They have an equal lack of issue with trashing the other parties’ manifestos, usually involving and creating or relating ever greater and more ludicrous hypotheticals, offered with even greater claims of calamity.

Any politician commenting on their [main] opponents’ manifestos will always assert that their opponents’ fiscal policies, if put into practice, will crash the economy.

Predicting, whether it’s the effect of ‘your ‘own’ sides’ policies or your opponents’ inherently relies upon hypothetical scenarios.

As I say, I’ve been frustrated that this question isn’t put to politicians, on the national scale, and at local hustings.

However, I’m neither irritated nor frustrated that the question isn”t being asked this time.

Because, unlike that job interview above, and unlike most previous elections, were the politicians to have been honest… this election, this time, every main party running for Parliament would – and will – blame other people and other things for them losing.

The Tories both overtly and by whispering campaigns, both at the national leadership level, and from their supporters, will blame the ‘enemies of the people’, will blame the EU, will blame the broken parliament that ended weeks ago.

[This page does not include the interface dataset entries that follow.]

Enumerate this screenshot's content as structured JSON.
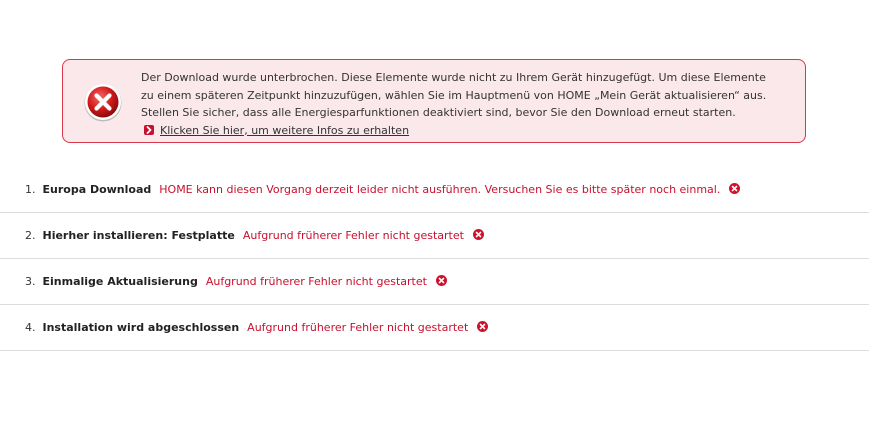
{
  "alert": {
    "icon": "error-x-icon",
    "message": "Der Download wurde unterbrochen. Diese Elemente wurde nicht zu Ihrem Gerät hinzugefügt. Um diese Elemente zu einem späteren Zeitpunkt hinzuzufügen, wählen Sie im Hauptmenü von HOME „Mein Gerät aktualisieren“ aus. Stellen Sie sicher, dass alle Energiesparfunktionen deaktiviert sind, bevor Sie den Download erneut starten.",
    "link_label": "Klicken Sie hier, um weitere Infos zu erhalten",
    "colors": {
      "border": "#d8384a",
      "background": "#fbe8ea",
      "accent": "#c8102e"
    }
  },
  "steps": [
    {
      "number": "1.",
      "title": "Europa Download",
      "status": "HOME kann diesen Vorgang derzeit leider nicht ausführen. Versuchen Sie es bitte später noch einmal.",
      "icon": "error-icon"
    },
    {
      "number": "2.",
      "title": "Hierher installieren: Festplatte",
      "status": "Aufgrund früherer Fehler nicht gestartet",
      "icon": "error-icon"
    },
    {
      "number": "3.",
      "title": "Einmalige Aktualisierung",
      "status": "Aufgrund früherer Fehler nicht gestartet",
      "icon": "error-icon"
    },
    {
      "number": "4.",
      "title": "Installation wird abgeschlossen",
      "status": "Aufgrund früherer Fehler nicht gestartet",
      "icon": "error-icon"
    }
  ]
}
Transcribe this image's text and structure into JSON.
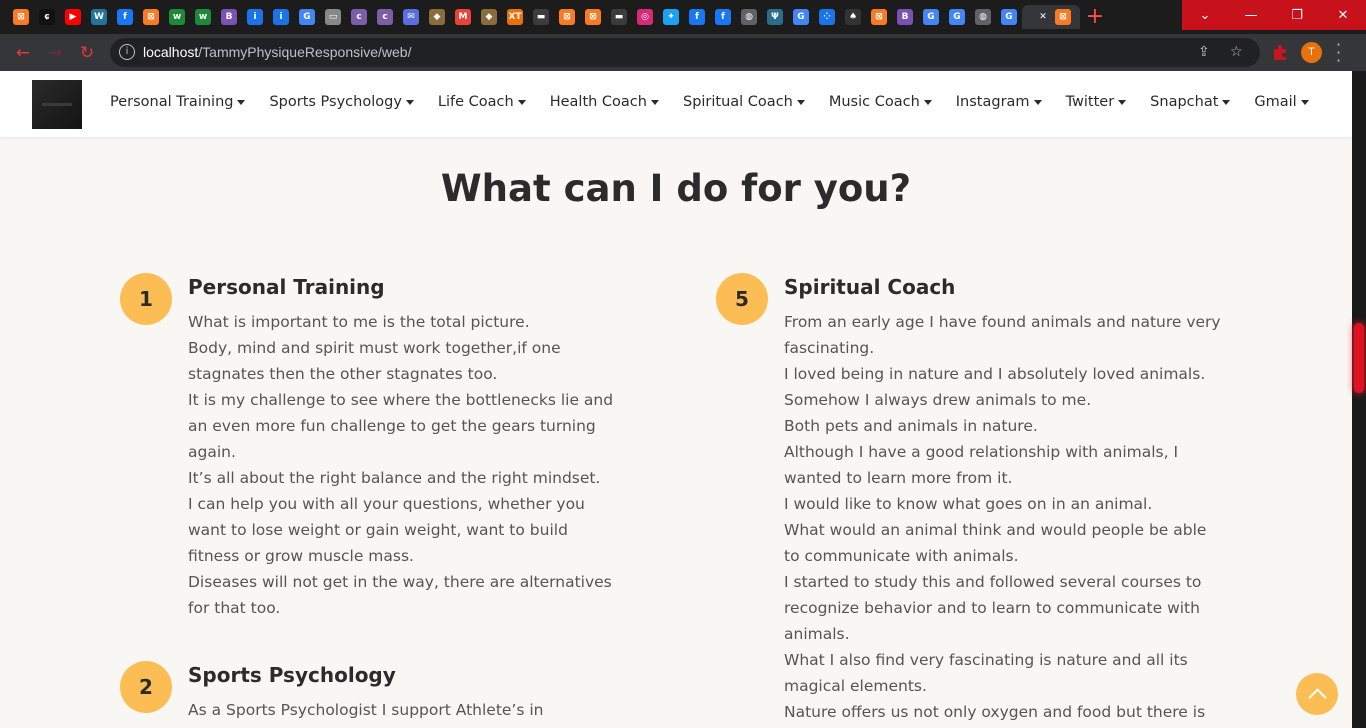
{
  "browser": {
    "tab_favicons": [
      {
        "icon": "xampp-icon",
        "glyph": "⊠",
        "color": "#fb7a24"
      },
      {
        "icon": "stopwatch-icon",
        "glyph": "ɕ",
        "color": "#111111"
      },
      {
        "icon": "youtube-icon",
        "glyph": "▶",
        "color": "#ff0000"
      },
      {
        "icon": "wordpress-icon",
        "glyph": "W",
        "color": "#21759b"
      },
      {
        "icon": "facebook-icon",
        "glyph": "f",
        "color": "#1877f2"
      },
      {
        "icon": "xampp-icon",
        "glyph": "⊠",
        "color": "#fb7a24"
      },
      {
        "icon": "w-app-icon",
        "glyph": "w",
        "color": "#1d8a3b"
      },
      {
        "icon": "w-app-icon",
        "glyph": "w",
        "color": "#1d8a3b"
      },
      {
        "icon": "bootstrap-icon",
        "glyph": "B",
        "color": "#7952b3"
      },
      {
        "icon": "info-icon",
        "glyph": "i",
        "color": "#1a73e8"
      },
      {
        "icon": "info-icon",
        "glyph": "i",
        "color": "#1a73e8"
      },
      {
        "icon": "google-icon",
        "glyph": "G",
        "color": "#4285f4"
      },
      {
        "icon": "card-icon",
        "glyph": "▭",
        "color": "#888888"
      },
      {
        "icon": "colorlib-icon",
        "glyph": "c",
        "color": "#7b5ea7"
      },
      {
        "icon": "colorlib-icon",
        "glyph": "c",
        "color": "#7b5ea7"
      },
      {
        "icon": "mail-icon",
        "glyph": "✉",
        "color": "#5b6ee1"
      },
      {
        "icon": "bird-icon",
        "glyph": "◆",
        "color": "#8a6d3b"
      },
      {
        "icon": "gmail-icon",
        "glyph": "M",
        "color": "#ea4335"
      },
      {
        "icon": "bird-icon",
        "glyph": "◆",
        "color": "#8a6d3b"
      },
      {
        "icon": "xt-icon",
        "glyph": "XT",
        "color": "#e8710a"
      },
      {
        "icon": "window-icon",
        "glyph": "▬",
        "color": "#3c3c3c"
      },
      {
        "icon": "xampp-icon",
        "glyph": "⊠",
        "color": "#fb7a24"
      },
      {
        "icon": "xampp-icon",
        "glyph": "⊠",
        "color": "#fb7a24"
      },
      {
        "icon": "window-icon",
        "glyph": "▬",
        "color": "#3c3c3c"
      },
      {
        "icon": "instagram-icon",
        "glyph": "◎",
        "color": "#d62976"
      },
      {
        "icon": "twitter-icon",
        "glyph": "✦",
        "color": "#1da1f2"
      },
      {
        "icon": "facebook-icon",
        "glyph": "f",
        "color": "#1877f2"
      },
      {
        "icon": "facebook-icon",
        "glyph": "f",
        "color": "#1877f2"
      },
      {
        "icon": "globe-icon",
        "glyph": "◍",
        "color": "#5f6368"
      },
      {
        "icon": "trident-icon",
        "glyph": "Ψ",
        "color": "#2a6e8a"
      },
      {
        "icon": "google-icon",
        "glyph": "G",
        "color": "#4285f4"
      },
      {
        "icon": "dots-icon",
        "glyph": "⁘",
        "color": "#1a73e8"
      },
      {
        "icon": "snapchat-icon",
        "glyph": "♠",
        "color": "#333333"
      },
      {
        "icon": "xampp-icon",
        "glyph": "⊠",
        "color": "#fb7a24"
      },
      {
        "icon": "bootstrap-icon",
        "glyph": "B",
        "color": "#7952b3"
      },
      {
        "icon": "google-icon",
        "glyph": "G",
        "color": "#4285f4"
      },
      {
        "icon": "google-icon",
        "glyph": "G",
        "color": "#4285f4"
      },
      {
        "icon": "globe-icon",
        "glyph": "◍",
        "color": "#5f6368"
      },
      {
        "icon": "google-icon",
        "glyph": "G",
        "color": "#4285f4"
      }
    ],
    "active_tab_close": "✕",
    "active_tab_icon": {
      "icon": "xampp-icon",
      "glyph": "⊠",
      "color": "#fb7a24"
    },
    "new_tab": "+",
    "window_controls": {
      "chevron": "⌄",
      "minimize": "—",
      "restore": "❐",
      "close": "✕"
    },
    "url_host": "localhost",
    "url_path": "/TammyPhysiqueResponsive/web/",
    "profile_initial": "T"
  },
  "site": {
    "nav_items": [
      "Personal Training",
      "Sports Psychology",
      "Life Coach",
      "Health Coach",
      "Spiritual Coach",
      "Music Coach",
      "Instagram",
      "Twitter",
      "Snapchat",
      "Gmail"
    ],
    "heading": "What can I do for you?",
    "features": {
      "one": {
        "number": "1",
        "title": "Personal Training",
        "lines": [
          "What is important to me is the total picture.",
          "Body, mind and spirit must work together,if one",
          "stagnates then the other stagnates too.",
          "It is my challenge to see where the bottlenecks lie and",
          "an even more fun challenge to get the gears turning",
          "again.",
          "It’s all about the right balance and the right mindset.",
          "I can help you with all your questions, whether you",
          "want to lose weight or gain weight, want to build",
          "fitness or grow muscle mass.",
          "Diseases will not get in the way, there are alternatives",
          "for that too."
        ]
      },
      "two": {
        "number": "2",
        "title": "Sports Psychology",
        "lines": [
          "As a Sports Psychologist I support Athlete’s in"
        ]
      },
      "five": {
        "number": "5",
        "title": "Spiritual Coach",
        "lines": [
          "From an early age I have found animals and nature very",
          "fascinating.",
          "I loved being in nature and I absolutely loved animals.",
          "Somehow I always drew animals to me.",
          "Both pets and animals in nature.",
          "Although I have a good relationship with animals, I",
          "wanted to learn more from it.",
          "I would like to know what goes on in an animal.",
          "What would an animal think and would people be able",
          "to communicate with animals.",
          "I started to study this and followed several courses to",
          "recognize behavior and to learn to communicate with",
          "animals.",
          "What I also find very fascinating is nature and all its",
          "magical elements.",
          "Nature offers us not only oxygen and food but there is"
        ]
      }
    },
    "accent_color": "#fcbe54"
  }
}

Not their leader, not their policies, but everyone else.

The SNP will blame the fact that they’re not independent and Brexit. Again, not their policies, but the system.

The Lib Dems will blame both the voting system, and the other party machines.

Labour? Well, the leadership will blame the media, and the gullibility of the voters. And the ‘centrists’ and the Blairites. Except for a large portion of Labour’s membership and suporters. Because, well, yes, we all know who they’ll blame.
 
 
Something else, tomorrow…

Comments are closed.